Project Description

Web3 and the Real Economy: Opportunities and Threats for New York City

Emergence of Web3 and City-Building

In the past year, Web3 technologies, a catch-all term increasingly used to describe services built using decentralized blockchains, have dominated public discourse and seen a surge in funding. Approximately 20% of American adults have traded or now  own cryptocurrency. Despite all the fanfare, actual successful applications of Web3 beyond the financial sector (e.g., payment of remittances to the underbanked) have been limited. Today, much of the investment activity has been speculative: a bet that a digital currency, a digital artwork, or artificially scarce land in the metaverse will one day be worth something. Still, as the New York Times posits in its "Latecomer’s Guide to Crypto", crypto wealth is “going to be a transformative force in our society in the coming years,” and the underlying technology deserves serious study.

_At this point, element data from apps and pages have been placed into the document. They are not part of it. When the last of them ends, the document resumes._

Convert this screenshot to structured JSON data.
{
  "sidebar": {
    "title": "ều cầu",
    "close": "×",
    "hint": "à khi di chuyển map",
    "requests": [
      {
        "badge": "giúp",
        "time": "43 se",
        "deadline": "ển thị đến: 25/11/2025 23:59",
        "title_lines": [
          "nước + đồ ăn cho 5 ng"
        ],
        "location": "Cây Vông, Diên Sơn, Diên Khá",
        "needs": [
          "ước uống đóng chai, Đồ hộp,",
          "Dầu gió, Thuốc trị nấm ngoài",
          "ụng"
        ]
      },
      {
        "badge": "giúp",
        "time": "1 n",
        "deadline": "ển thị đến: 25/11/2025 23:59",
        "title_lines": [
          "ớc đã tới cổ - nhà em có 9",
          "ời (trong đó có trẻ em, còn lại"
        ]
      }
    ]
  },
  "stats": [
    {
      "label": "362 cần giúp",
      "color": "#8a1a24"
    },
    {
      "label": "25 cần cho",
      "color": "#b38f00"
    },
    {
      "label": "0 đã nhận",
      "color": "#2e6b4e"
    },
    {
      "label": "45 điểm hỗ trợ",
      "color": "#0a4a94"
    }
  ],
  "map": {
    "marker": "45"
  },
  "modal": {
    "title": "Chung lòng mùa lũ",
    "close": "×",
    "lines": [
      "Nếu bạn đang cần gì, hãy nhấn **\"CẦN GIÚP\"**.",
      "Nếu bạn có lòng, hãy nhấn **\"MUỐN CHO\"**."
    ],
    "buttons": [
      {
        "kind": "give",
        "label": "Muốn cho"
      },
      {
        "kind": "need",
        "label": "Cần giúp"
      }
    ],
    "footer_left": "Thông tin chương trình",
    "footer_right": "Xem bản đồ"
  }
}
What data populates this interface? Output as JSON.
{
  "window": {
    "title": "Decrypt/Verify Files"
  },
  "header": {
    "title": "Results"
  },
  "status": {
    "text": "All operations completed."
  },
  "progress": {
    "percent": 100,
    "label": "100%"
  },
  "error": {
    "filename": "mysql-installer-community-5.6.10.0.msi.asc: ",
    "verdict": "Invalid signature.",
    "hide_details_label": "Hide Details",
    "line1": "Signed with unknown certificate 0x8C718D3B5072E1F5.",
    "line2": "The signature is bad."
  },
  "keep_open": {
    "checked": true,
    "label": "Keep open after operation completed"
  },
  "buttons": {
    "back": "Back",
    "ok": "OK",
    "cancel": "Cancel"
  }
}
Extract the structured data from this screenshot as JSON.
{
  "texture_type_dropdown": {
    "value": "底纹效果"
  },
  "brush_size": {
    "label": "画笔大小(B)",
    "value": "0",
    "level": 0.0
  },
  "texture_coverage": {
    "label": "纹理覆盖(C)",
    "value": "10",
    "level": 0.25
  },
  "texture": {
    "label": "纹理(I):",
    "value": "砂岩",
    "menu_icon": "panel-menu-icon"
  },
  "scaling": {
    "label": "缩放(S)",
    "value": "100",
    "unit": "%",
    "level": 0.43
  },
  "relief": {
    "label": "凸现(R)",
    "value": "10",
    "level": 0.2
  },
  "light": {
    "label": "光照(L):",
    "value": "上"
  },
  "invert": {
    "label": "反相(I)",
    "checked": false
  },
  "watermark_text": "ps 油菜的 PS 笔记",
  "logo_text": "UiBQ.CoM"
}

Most of the municipal-focused applications of Web3 technology to date have been concentrated in rural areas or are focused on building net-new cities. Most prominently, there is CityDAO, whose members have organized to purchase a parcel of land in Wyoming, with plans to divvy up sub-plots and auction them off as NFTs. Then there is San Francisco-based Praxis, which recently secured Series A funding from Paradigm—the world’s largest crypto venture firm. Praxis self-describes as a “grassroots movement of modern pioneers, “scouting for a location to build the world’s first “city-cryptostate.”

However, the range of experimentation with Web3 technologies in existing cities has been limited. In New York, local regulation primarily stems from the New York State Department of Financial Services (DFS)—most notably its BitLicense legislation, requiring companies that use cryptocurrencies for commercial purposes to obtain a license to operate, a move that was opposed by large swaths of the crypto industry. Municipal-oriented Web3 activity has primarily originated from independent private actors or coalitions, like the group that started to issue NYCCoins, with the stated mission of eventually giving a portion of the funds raised to the City.

There is currently minimal government infrastructure in place to either promote or effectively regulate the existing industry. The consequence is higher risk of dangerous and potentially fraudulent speculation, with few of the upsides that could be conferred by the emergent technology